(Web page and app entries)
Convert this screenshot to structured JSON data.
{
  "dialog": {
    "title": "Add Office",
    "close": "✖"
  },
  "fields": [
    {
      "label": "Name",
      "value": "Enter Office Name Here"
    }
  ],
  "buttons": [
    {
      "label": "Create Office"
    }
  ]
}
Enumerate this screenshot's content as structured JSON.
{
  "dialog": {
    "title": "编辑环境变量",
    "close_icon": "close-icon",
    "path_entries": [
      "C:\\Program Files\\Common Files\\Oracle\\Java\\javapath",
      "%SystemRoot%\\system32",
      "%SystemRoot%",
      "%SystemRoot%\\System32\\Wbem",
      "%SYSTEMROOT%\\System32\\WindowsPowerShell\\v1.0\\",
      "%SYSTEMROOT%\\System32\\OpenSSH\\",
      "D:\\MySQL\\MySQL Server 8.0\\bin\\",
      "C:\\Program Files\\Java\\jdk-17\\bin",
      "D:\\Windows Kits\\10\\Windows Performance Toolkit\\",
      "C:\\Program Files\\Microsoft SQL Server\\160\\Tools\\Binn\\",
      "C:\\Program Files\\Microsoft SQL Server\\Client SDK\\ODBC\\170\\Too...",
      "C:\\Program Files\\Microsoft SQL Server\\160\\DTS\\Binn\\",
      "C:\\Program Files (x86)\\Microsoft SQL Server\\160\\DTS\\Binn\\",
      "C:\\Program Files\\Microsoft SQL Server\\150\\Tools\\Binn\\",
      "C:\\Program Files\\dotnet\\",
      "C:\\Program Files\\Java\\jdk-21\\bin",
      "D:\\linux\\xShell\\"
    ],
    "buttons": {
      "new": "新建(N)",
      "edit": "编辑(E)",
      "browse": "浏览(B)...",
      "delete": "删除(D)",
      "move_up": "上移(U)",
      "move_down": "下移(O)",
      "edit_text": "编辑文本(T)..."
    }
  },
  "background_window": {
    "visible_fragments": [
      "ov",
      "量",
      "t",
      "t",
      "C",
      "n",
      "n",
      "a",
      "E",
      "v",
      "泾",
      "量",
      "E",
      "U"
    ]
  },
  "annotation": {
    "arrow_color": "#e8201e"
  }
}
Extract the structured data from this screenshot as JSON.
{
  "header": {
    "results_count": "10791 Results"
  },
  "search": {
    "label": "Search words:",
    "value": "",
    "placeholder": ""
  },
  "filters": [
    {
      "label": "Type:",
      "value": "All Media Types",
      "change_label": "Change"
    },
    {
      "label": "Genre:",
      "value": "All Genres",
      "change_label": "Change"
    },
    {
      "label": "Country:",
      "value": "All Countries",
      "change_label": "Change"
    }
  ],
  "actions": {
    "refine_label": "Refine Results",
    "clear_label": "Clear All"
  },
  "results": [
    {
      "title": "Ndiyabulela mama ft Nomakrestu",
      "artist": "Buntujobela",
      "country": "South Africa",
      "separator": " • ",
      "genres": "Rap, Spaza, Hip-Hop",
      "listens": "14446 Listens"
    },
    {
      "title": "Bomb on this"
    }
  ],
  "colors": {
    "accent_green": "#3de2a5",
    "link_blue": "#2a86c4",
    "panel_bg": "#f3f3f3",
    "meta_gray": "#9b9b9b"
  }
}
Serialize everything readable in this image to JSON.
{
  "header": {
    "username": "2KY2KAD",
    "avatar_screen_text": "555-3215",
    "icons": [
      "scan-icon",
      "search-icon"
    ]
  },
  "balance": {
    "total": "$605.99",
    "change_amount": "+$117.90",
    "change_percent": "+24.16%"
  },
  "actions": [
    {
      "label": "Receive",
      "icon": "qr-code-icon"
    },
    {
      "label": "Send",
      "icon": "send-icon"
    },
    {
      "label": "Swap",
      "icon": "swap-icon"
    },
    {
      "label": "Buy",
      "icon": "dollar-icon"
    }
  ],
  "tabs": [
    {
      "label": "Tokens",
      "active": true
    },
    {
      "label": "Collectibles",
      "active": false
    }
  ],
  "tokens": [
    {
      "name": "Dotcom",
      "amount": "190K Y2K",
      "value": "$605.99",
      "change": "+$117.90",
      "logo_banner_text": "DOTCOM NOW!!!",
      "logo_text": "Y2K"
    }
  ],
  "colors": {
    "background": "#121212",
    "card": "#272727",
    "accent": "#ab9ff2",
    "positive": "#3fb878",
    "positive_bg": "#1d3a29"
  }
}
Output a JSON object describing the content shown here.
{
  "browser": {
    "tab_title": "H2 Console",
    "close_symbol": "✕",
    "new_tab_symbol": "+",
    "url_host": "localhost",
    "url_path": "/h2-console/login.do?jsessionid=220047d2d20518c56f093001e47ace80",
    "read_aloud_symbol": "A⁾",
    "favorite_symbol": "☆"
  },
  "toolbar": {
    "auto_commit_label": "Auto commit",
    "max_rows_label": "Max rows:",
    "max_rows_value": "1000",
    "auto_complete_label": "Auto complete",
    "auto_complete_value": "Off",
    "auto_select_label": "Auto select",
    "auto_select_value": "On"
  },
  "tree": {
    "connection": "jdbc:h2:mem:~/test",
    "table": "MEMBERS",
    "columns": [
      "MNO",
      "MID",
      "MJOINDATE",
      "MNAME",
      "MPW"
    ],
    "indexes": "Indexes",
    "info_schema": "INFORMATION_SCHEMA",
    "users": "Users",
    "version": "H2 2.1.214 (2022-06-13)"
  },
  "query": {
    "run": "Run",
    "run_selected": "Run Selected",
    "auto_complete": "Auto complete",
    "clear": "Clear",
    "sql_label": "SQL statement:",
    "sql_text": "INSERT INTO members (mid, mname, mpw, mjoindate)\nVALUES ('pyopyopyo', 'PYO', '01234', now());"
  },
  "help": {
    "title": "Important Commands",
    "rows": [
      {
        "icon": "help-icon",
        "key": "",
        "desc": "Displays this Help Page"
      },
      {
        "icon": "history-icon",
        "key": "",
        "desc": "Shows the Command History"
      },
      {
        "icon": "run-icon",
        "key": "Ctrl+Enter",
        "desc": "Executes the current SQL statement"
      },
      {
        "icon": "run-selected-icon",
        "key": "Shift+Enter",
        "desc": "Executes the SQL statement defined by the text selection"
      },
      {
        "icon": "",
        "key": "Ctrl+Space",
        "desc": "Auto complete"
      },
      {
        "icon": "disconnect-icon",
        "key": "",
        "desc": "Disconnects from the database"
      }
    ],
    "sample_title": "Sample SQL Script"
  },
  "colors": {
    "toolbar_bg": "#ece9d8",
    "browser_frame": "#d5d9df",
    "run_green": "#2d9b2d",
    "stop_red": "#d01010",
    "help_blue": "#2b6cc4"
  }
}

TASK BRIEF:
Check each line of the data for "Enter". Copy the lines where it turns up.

OUTPUT FOR THIS EXERCISE:
      "value": "Enter Office Name Here"
        "key": "Ctrl+Enter",
        "key": "Shift+Enter",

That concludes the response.